Partnerships play a major role in our world and come in many guises. Sometimes they work really well and sometimes they don’t: Angie Palmer and Paul mason are a classic example of the former. Having met by chance (although I’m a great believer that nothing is), they have produced a body of work that rubs shoulders with the very best in their field. The words come courtesy of Paul and pull heavily on the deep and spiritual. He and Angie appear to have an almost telepathic understanding of the songwriting craft- it’s hard to imagine either working with anyone else. This album follows on from the critically acclaimed ‘Road’, but this time round the emphasis is on a more full-blooded sound. Angie’s singing a little harder than before, but that’s not to say there aren’t plenty of poignant moments too. ‘Premonition Blues’ is one of those moments; over the top of a hushed acoustic and banjo she echoes what must be at the forefront of our minds in these troubled times, the lyrics cutting hard and deep: “Well I heard somebody saying we’re progressing everyday, I think they must be joking ‘cos the end is on its way.” This is a magical album, and to resist is madness. Go buy and enrich your lives beyond measure.

Andrew Hobbs


Angie’s already regarded by many as one of this country’s finest female singer-songwriters, yet although her three previous albums gained increasing numbers of plaudits and significantly healthy airplay (Bob Harris being her most recent radio champion) she’s still not yet quite made it into the wider consciousness of the nation. Tales Of Light And Darkness, her fourth album, is a work of considerable maturity and ought by rights to gain her that recognition. Although Angie’s music still falls between readily-pigeonholeable stools, as it were, that shouldn’t count against her as each successive album brings another different element of her musical personality out into the forefront. Angie moves easily between gentle folky rootsy Americana and more aggressive country-blues, even hinting at bluesy-rock, and virtually all points in between, and equally plausible in any of these idioms.

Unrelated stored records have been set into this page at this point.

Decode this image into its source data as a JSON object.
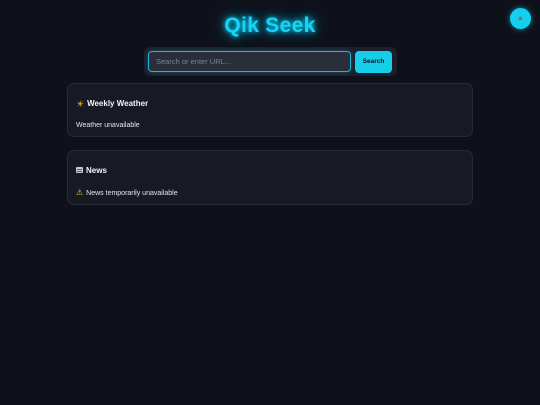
{
  "header": {
    "title": "Qik Seek",
    "theme_toggle_icon": "theme-toggle-icon",
    "accent_color": "#19d3f0"
  },
  "search": {
    "placeholder": "Search or enter URL...",
    "value": "",
    "button_label": "Search"
  },
  "weather_card": {
    "icon": "sun-icon",
    "title": "Weekly Weather",
    "message": "Weather unavailable"
  },
  "news_card": {
    "icon": "newspaper-icon",
    "title": "News",
    "status_icon": "warning-icon",
    "message": "News temporarily unavailable"
  }
}
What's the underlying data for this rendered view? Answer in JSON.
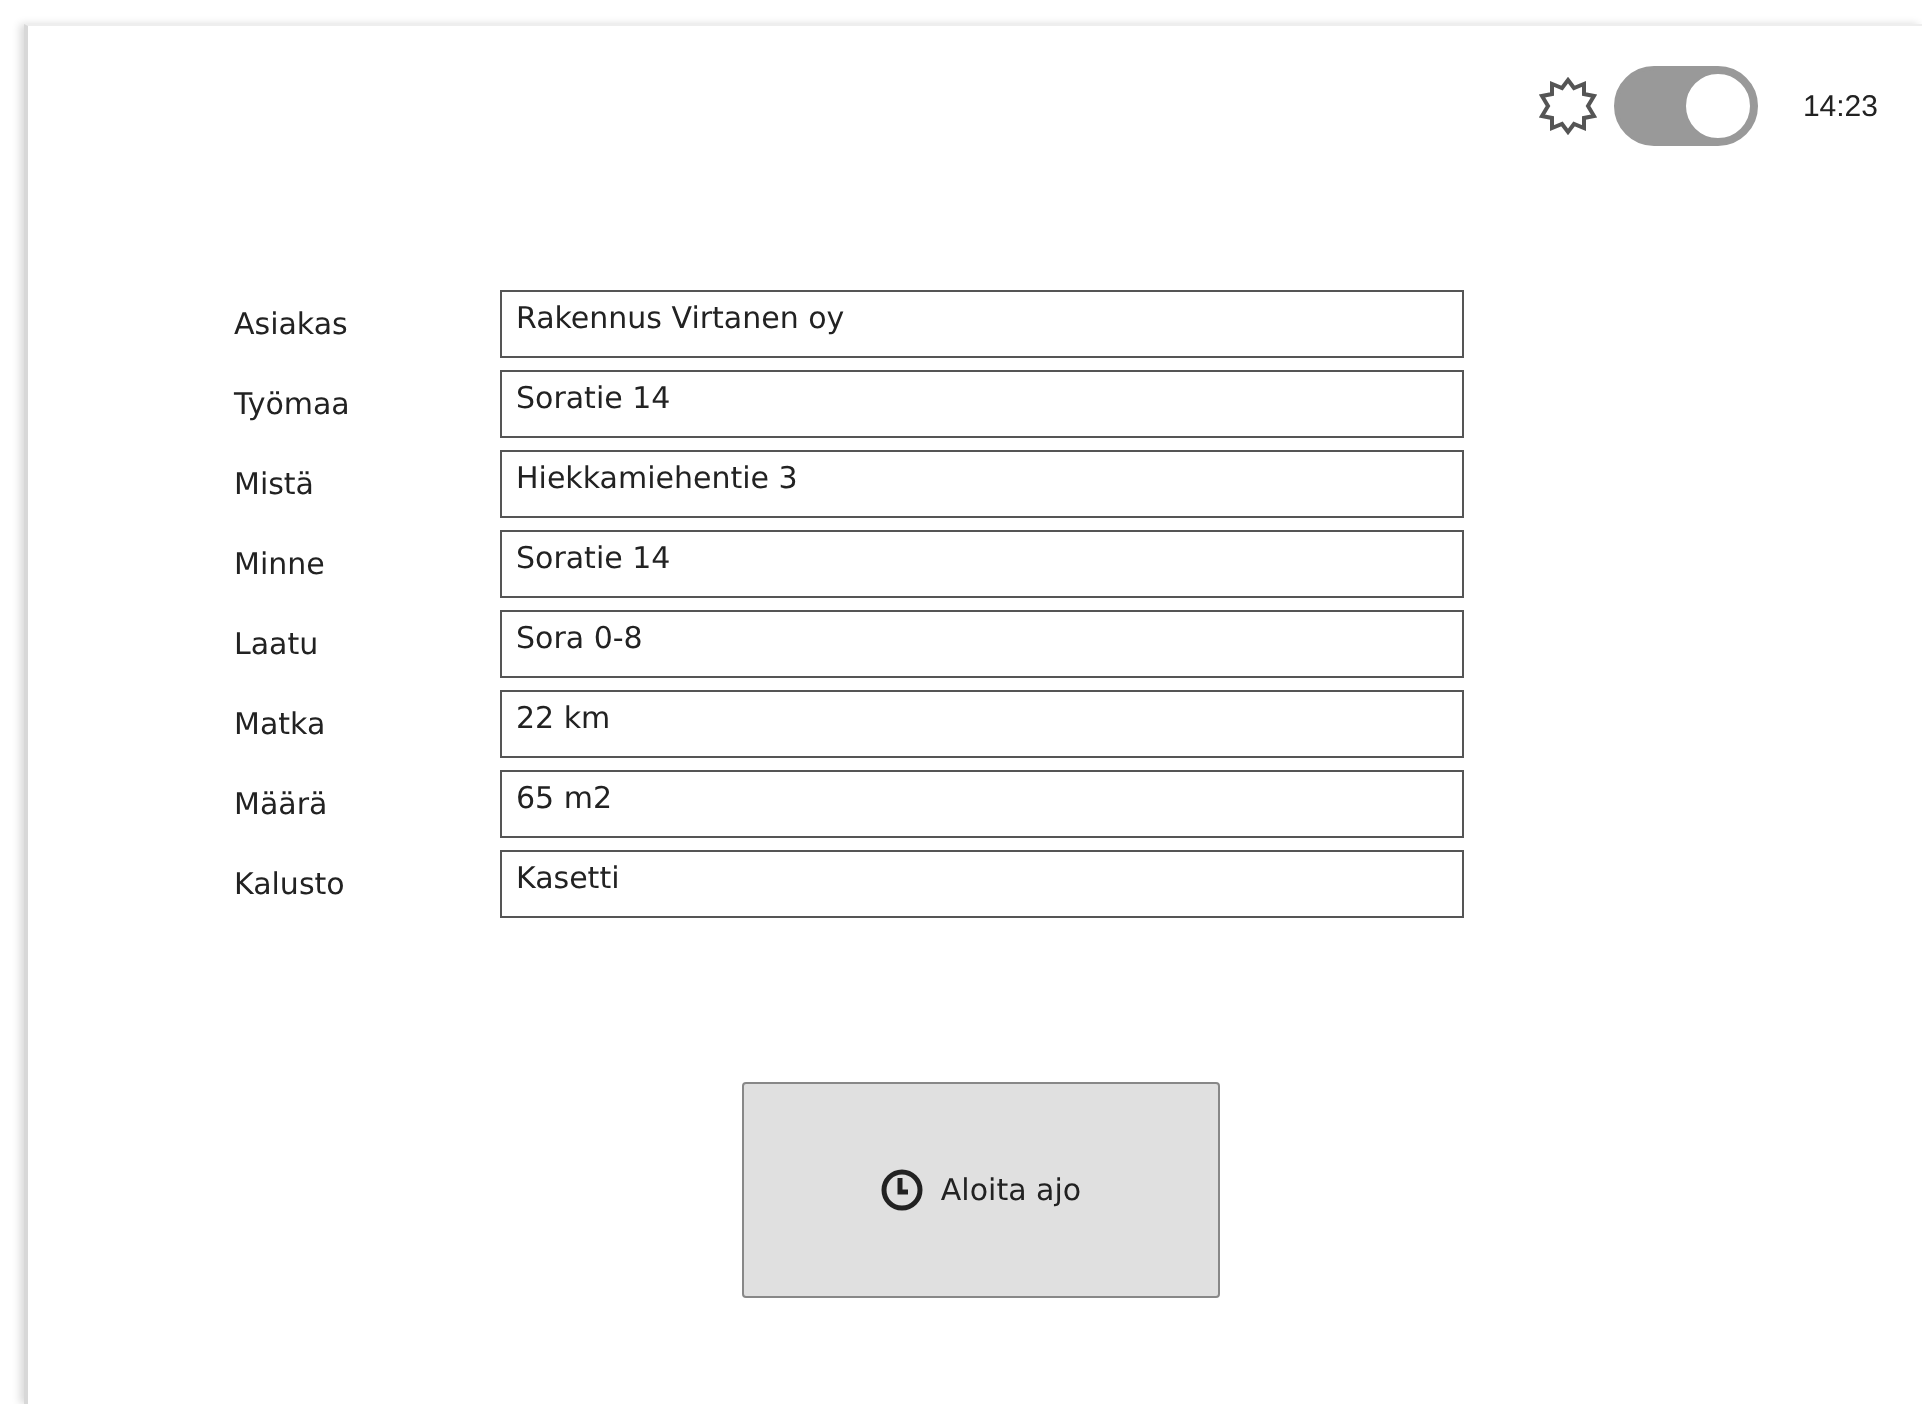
{
  "header": {
    "theme_toggle": {
      "on": true
    },
    "time": "14:23"
  },
  "form": {
    "fields": [
      {
        "label": "Asiakas",
        "value": "Rakennus Virtanen oy"
      },
      {
        "label": "Työmaa",
        "value": "Soratie 14"
      },
      {
        "label": "Mistä",
        "value": "Hiekkamiehentie 3"
      },
      {
        "label": "Minne",
        "value": "Soratie 14"
      },
      {
        "label": "Laatu",
        "value": "Sora 0-8"
      },
      {
        "label": "Matka",
        "value": "22 km"
      },
      {
        "label": "Määrä",
        "value": "65 m2"
      },
      {
        "label": "Kalusto",
        "value": "Kasetti"
      }
    ]
  },
  "start_button": {
    "label": "Aloita ajo"
  }
}
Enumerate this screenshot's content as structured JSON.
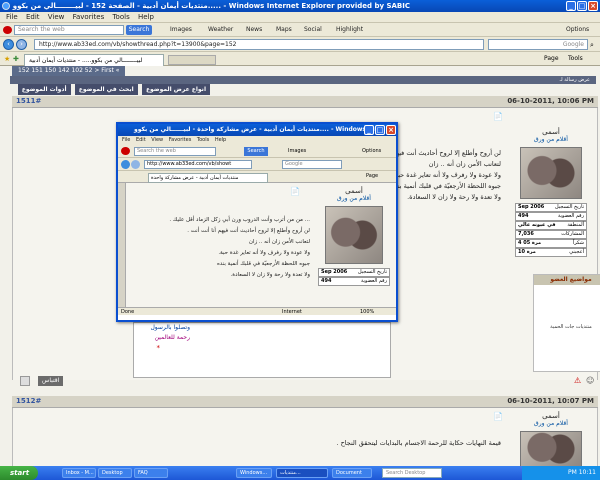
{
  "window": {
    "title": "منتديات أيمان أدبية - الصفحة 152 - لبيــــــــالي من بكوو..... - Windows Internet Explorer provided by SABIC",
    "menu": [
      "File",
      "Edit",
      "View",
      "Favorites",
      "Tools",
      "Help"
    ]
  },
  "toolbar": {
    "search_placeholder": "Search the web",
    "search_button": "Search",
    "items": [
      "Images",
      "Weather",
      "News",
      "Maps",
      "Social",
      "Highlight"
    ],
    "options": "Options"
  },
  "address": {
    "url": "http://www.ab33ed.com/vb/showthread.php?t=13900&page=152",
    "search_placeholder": "Google"
  },
  "tabs": {
    "active": "لبيــــــــالي من بكوو..... - منتديات أيمان أدبية",
    "page": "Page",
    "tools": "Tools"
  },
  "forum": {
    "pagination": "152 151 150 142 102 52 > First «",
    "bar_text": "عرض رسالة لـ",
    "nav_buttons": [
      "أدوات الموضوع",
      "ابحث في الموضوع",
      "انواع عرض الموضوع"
    ]
  },
  "post1": {
    "number": "1511#",
    "date": "06-10-2011, 10:06 PM",
    "username": "أسمى",
    "user_title": "أقلام من ورق",
    "stats": [
      {
        "label": "تاريخ التسجيل",
        "value": "Sep 2006"
      },
      {
        "label": "رقم العضوية",
        "value": "494"
      },
      {
        "label": "ألمنطقة",
        "value": "في عيونه عالي"
      },
      {
        "label": "المشاركات",
        "value": "7,036"
      },
      {
        "label": "شكراً",
        "value": "4 05 مرة"
      },
      {
        "label": "أعجبني",
        "value": "10 مرة"
      }
    ],
    "text": [
      "لن أروح وأطلع إلا لروح أحاديث أنت فيهم أنا",
      "لتعانب الأمن زان أنه .. زان",
      "ولا عودة ولا رفرف ولا أنه تعاير غدة حبة",
      "جبوه اللحظة الأرجعيّة في قلبك أنمية بنده",
      "ولا تعدة ولا رحة ولا زان لا السعادة."
    ],
    "related_heading": "مواضيع العضو",
    "related_item": "منتديات جات الحمية",
    "quote_button": "اقتباس"
  },
  "post2": {
    "number": "1512#",
    "date": "06-10-2011, 10:07 PM",
    "username": "أسمى",
    "user_title": "أقلام من ورق",
    "text": "قيمة النهايات حكاية للرحمة الاجسام بالبدايات ليتحقق النجاح ."
  },
  "popup": {
    "title": "منتديات أيمان أدبية - عرض مشاركة واحدة - لبيــــــالي من بكوو.... - Windows Int...",
    "menu": [
      "File",
      "Edit",
      "View",
      "Favorites",
      "Tools",
      "Help"
    ],
    "search_placeholder": "Search the web",
    "search_button": "Search",
    "images": "Images",
    "options": "Options",
    "url": "http://www.ab33ed.com/vb/showt",
    "google": "Google",
    "tab": "منتديات أيمان أدبية - عرض مشاركة واحدة",
    "page": "Page",
    "username": "أسمى",
    "user_title": "أقلام من ورق",
    "stats": [
      {
        "label": "تاريخ التسجيل",
        "value": "Sep 2006"
      },
      {
        "label": "رقم العضوية",
        "value": "494"
      }
    ],
    "text": [
      "... من من أترب وأنت الدروب ورن أبي زكل الزماد أقل عليك .",
      "لن أروح وأطلع إلا لروح أحاديث أنت فيهم أنا أنت أنت .",
      "لتعانب الأمن زان أنه .. زان",
      "ولا عودة ولا رفرف ولا أنه تعاير غدة حبة.",
      "جبوه اللحظة الأرجعيّة في قلبك أنمية بنده",
      "ولا تعدة ولا رحة ولا زان لا السعادة."
    ],
    "status_left": "Done",
    "status_zone": "Internet",
    "zoom": "100%"
  },
  "underpopup": {
    "line1": "وتصلوا بالرسول",
    "line2": "رحمة للعالمين",
    "star": "*"
  },
  "taskbar": {
    "start": "start",
    "tasks": [
      "Inbox - M...",
      "Desktop",
      "FAQ",
      "Windows...",
      "منتديات...",
      "Document"
    ],
    "desk_search": "Search Desktop",
    "clock": "PM 10:11"
  }
}
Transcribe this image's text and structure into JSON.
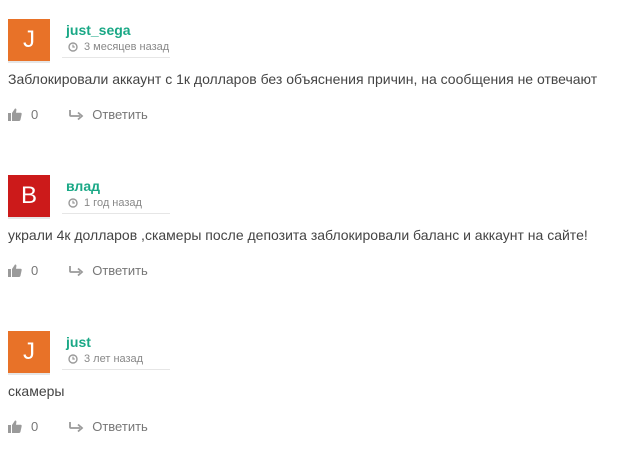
{
  "comments": [
    {
      "avatar_letter": "J",
      "avatar_color": "#e87228",
      "author": "just_sega",
      "time": "3 месяцев назад",
      "text": "Заблокировали аккаунт с 1к долларов без объяснения причин, на сообщения не отвечают",
      "likes": "0",
      "reply_label": "Ответить"
    },
    {
      "avatar_letter": "B",
      "avatar_color": "#cc1a1a",
      "author": "влад",
      "time": "1 год назад",
      "text": "украли 4к долларов ,скамеры после депозита заблокировали баланс и аккаунт на сайте!",
      "likes": "0",
      "reply_label": "Ответить"
    },
    {
      "avatar_letter": "J",
      "avatar_color": "#e87228",
      "author": "just",
      "time": "3 лет назад",
      "text": "скамеры",
      "likes": "0",
      "reply_label": "Ответить"
    }
  ],
  "colors": {
    "author": "#1aa886",
    "icon": "#9a9a9a"
  },
  "icons": [
    "clock-icon",
    "thumbs-up-icon",
    "reply-arrow-icon"
  ]
}
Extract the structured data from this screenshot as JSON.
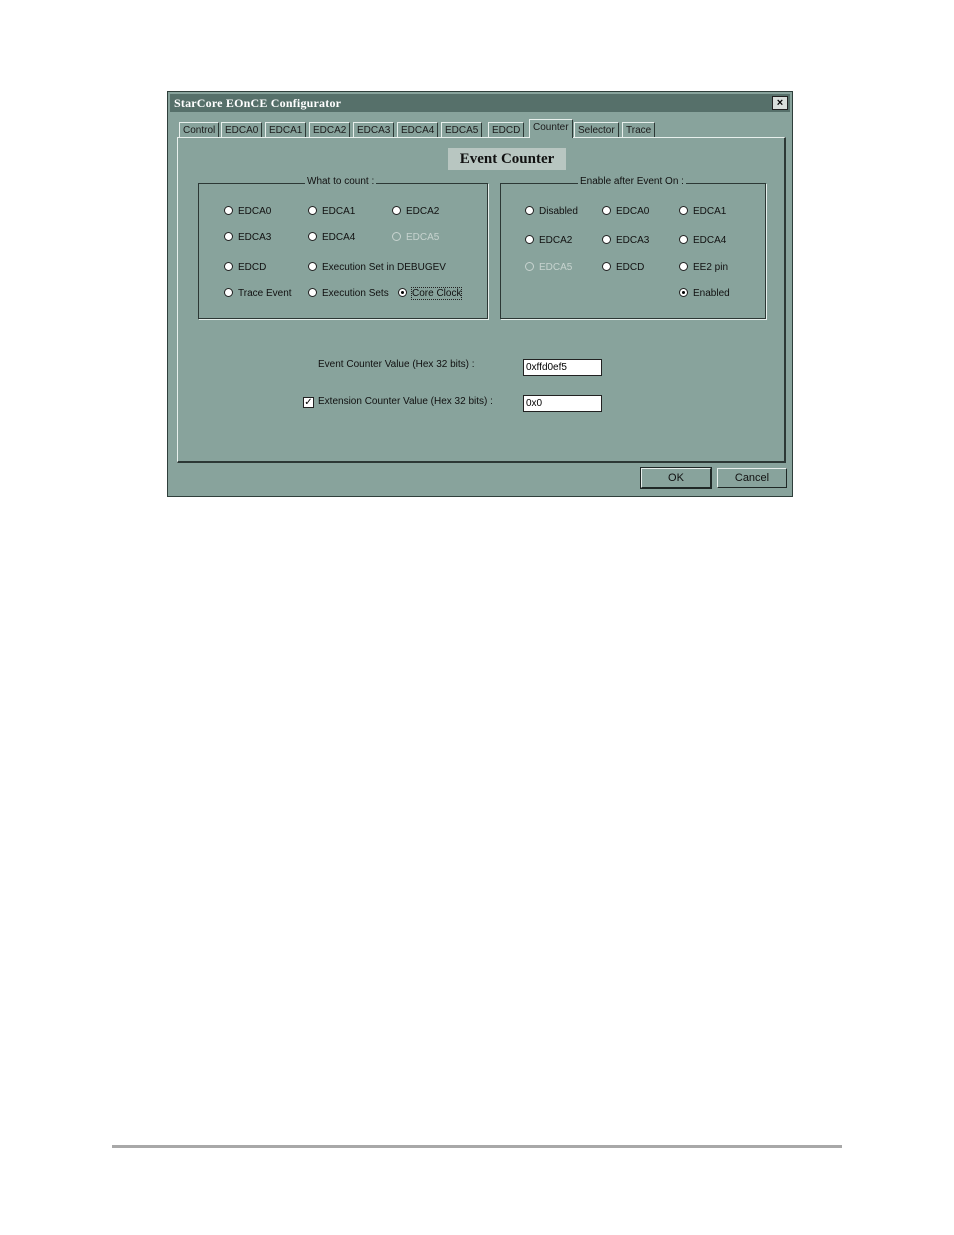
{
  "window": {
    "title": "StarCore EOnCE Configurator",
    "close_glyph": "×"
  },
  "tabs": [
    {
      "label": "Control"
    },
    {
      "label": "EDCA0"
    },
    {
      "label": "EDCA1"
    },
    {
      "label": "EDCA2"
    },
    {
      "label": "EDCA3"
    },
    {
      "label": "EDCA4"
    },
    {
      "label": "EDCA5"
    },
    {
      "label": "EDCD"
    },
    {
      "label": "Counter"
    },
    {
      "label": "Selector"
    },
    {
      "label": "Trace"
    }
  ],
  "active_tab": "Counter",
  "section_title": "Event Counter",
  "what_to_count": {
    "legend": "What to count :",
    "options": [
      {
        "label": "EDCA0"
      },
      {
        "label": "EDCA1"
      },
      {
        "label": "EDCA2"
      },
      {
        "label": "EDCA3"
      },
      {
        "label": "EDCA4"
      },
      {
        "label": "EDCA5"
      },
      {
        "label": "EDCD"
      },
      {
        "label": "Execution Set in DEBUGEV"
      },
      {
        "label": "Trace Event"
      },
      {
        "label": "Execution Sets"
      },
      {
        "label": "Core Clock"
      }
    ],
    "selected": "Core Clock",
    "disabled": [
      "EDCA5"
    ]
  },
  "enable_after": {
    "legend": "Enable after Event On :",
    "options": [
      {
        "label": "Disabled"
      },
      {
        "label": "EDCA0"
      },
      {
        "label": "EDCA1"
      },
      {
        "label": "EDCA2"
      },
      {
        "label": "EDCA3"
      },
      {
        "label": "EDCA4"
      },
      {
        "label": "EDCA5"
      },
      {
        "label": "EDCD"
      },
      {
        "label": "EE2 pin"
      },
      {
        "label": "Enabled"
      }
    ],
    "selected": "Enabled",
    "disabled": [
      "EDCA5"
    ]
  },
  "event_counter": {
    "label": "Event Counter Value (Hex 32 bits) :",
    "value": "0xffd0ef5"
  },
  "extension_counter": {
    "label": "Extension Counter Value (Hex 32 bits) :",
    "value": "0x0",
    "checked": true,
    "check_glyph": "✓"
  },
  "buttons": {
    "ok": "OK",
    "cancel": "Cancel"
  }
}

In many ways, Tales … is like Road part two in many respects, with the superb playing of violinist Richard Curran common to both albums. On Tales … Angie’s trusty backing crew also includes Steve Buckley (electric guitar, dobro, lap steel), Ollie Collins (basses) and Tim Franks (drums), who together stretch out almost leisurely fashion to create an at times monumental backdrop for Angie’s stories, each of which is a strong creation with its own separate identity. Once again all the songs were co-written with Paul Mason, displaying the high level of intelligence and literacy (both musical and lyrical) that we’ve come to associate with Angie’s work.

Some (like Fool’s Gold and Down On Zero Street) embody a Dylanesque sense of narrative sweep, whereas Rose Of Sharon evokes Steinbeckian visions of the dispossessed. Some other songs have overtones of Joni Mitchell perhaps, with their homing in on altogether more personal journeys of love, loss and redemption; many, like Letters From Home, are highly reflective and steeped in the restless sense of a necessary moving-on that’s very much tempered with realism. There are darker moments too, like Ravens, where the lover’s desperation is conveyed with a rather Poe-esque severe beauty of imagery, and Premonition Blues with its looser feel and its old-timey, homespun philosophy of resignation. Columbus For A Day, perhaps the most personal statement of all, deals simply and poignantly with the death of a close friend.

Throughout this range of emotions, Angie’s voice proves ideally expressive, displaying a deep, worldly, gritty toughness with a distinctly tender edge – she’s been compared to Lucinda Williams, but I think Angie’s expressive potential is probably more akin to that of Julie Miller. So here’s another impressive, highly assured set from Angie, housed in a neat and attractive digipack – high production and presentation values rule as before!

Dave Kidman